What to Know
- Gov. Cuomo said that he will submit legislation to require telecommunications company to warn customers about suspected robocalls and to allow them to block them
- The governor’s proposal comes after Trump this week signed a bill to help reduce the torrent of unwanted calls
- They have not only caused irritation, but also have defrauded people out of millions of dollars and disrupted hospital operations
New Yorkers could get some reprieve from robocalls under a proposal from the governor and new federal protections signed this week by President Donald Trump.
Gov. Andrew Cuomo said Tuesday that he will submit legislation to require telecommunications company to warn customers about suspected robocalls and to allow them to block them.
The Democrat said his legislation, which is part of his 2020 State of the State agenda, would also ramp up financial penalties against companies that don’t comply with the state’s Do Not Call law.
The governor’s proposal comes after Trump this week signed a bill to help reduce the torrents of unwanted calls, which in addition to irritating Americans have defrauded people out of millions of dollars and disrupted hospital operations.
Some elements of Cuomo's proposal mirror the new federal law, which calls for tougher fines when individuals intentionally violate the law. The federal law will require phone companies to help stop robocalls before they reach the consumer and do it at no additional charge.
The law signed by Trump also gives authorities more enforcement powers and could speed up measures the industry is already taking to identify robocalls.

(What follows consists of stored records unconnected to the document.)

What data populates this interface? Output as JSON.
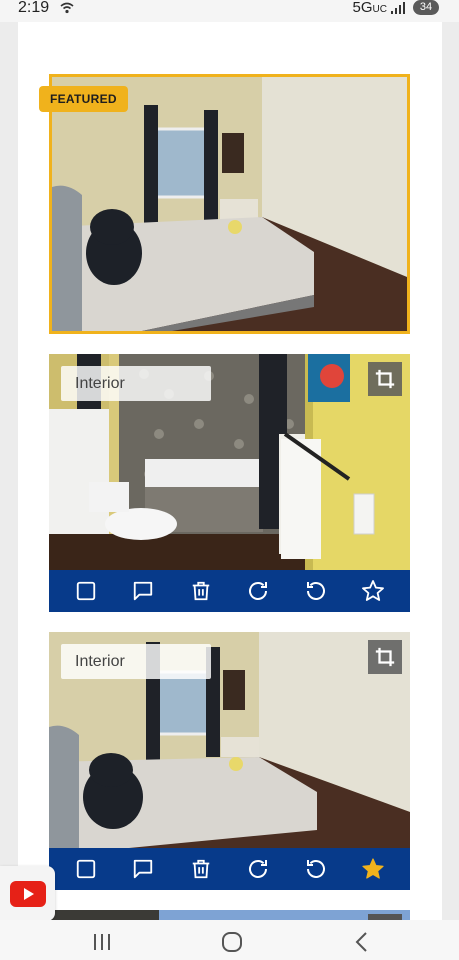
{
  "status_bar": {
    "time": "2:19",
    "network": "5G",
    "network_sub": "UC",
    "battery": "34"
  },
  "photos": [
    {
      "badge": "FEATURED",
      "scene": "bedroom",
      "featured": true
    },
    {
      "tag": "Interior",
      "scene": "bathroom",
      "starred": false
    },
    {
      "tag": "Interior",
      "scene": "bedroom",
      "starred": true
    }
  ],
  "toolbar_icons": [
    "checkbox-icon",
    "comment-icon",
    "trash-icon",
    "rotate-right-icon",
    "rotate-left-icon",
    "star-icon"
  ],
  "colors": {
    "featured_accent": "#f0b21c",
    "toolbar_bg": "#073a8a",
    "star_active": "#f0b21c"
  },
  "nav": [
    "recent-apps-icon",
    "home-icon",
    "back-icon"
  ]
}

The telecommunications industry is developing a system to tell people when the Caller ID number is real.
Americans collectively get billions of robocalls each month. The governor’s office says an estimated 10.4 million robocalls are being delivered to New Yorkers daily.
It’s already illegal to fake numbers on Caller ID to defraud or cause harm under federal law. Scams are also prohibited, as are automated telemarketing calls from legitimate companies that don’t already have written permission.

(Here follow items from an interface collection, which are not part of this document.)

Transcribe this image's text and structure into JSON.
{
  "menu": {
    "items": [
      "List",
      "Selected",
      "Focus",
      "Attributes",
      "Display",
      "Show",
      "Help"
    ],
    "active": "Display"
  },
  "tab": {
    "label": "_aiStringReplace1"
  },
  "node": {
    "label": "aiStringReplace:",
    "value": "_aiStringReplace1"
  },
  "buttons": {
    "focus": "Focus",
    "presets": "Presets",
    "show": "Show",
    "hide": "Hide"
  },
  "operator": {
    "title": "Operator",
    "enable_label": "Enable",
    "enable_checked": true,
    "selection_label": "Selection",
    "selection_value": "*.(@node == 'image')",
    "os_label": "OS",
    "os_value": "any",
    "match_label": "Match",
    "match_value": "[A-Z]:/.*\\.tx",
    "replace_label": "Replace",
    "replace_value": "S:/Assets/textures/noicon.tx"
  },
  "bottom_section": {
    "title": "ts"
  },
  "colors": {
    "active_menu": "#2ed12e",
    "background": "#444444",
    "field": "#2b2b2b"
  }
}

But enforcement has been tough. Federal agencies have fined scammers hundreds of millions of dollars, but it has been difficult to collect. Many of the callers are overseas.
The federal law also does nothing about telemarketing calls that aren’t automated.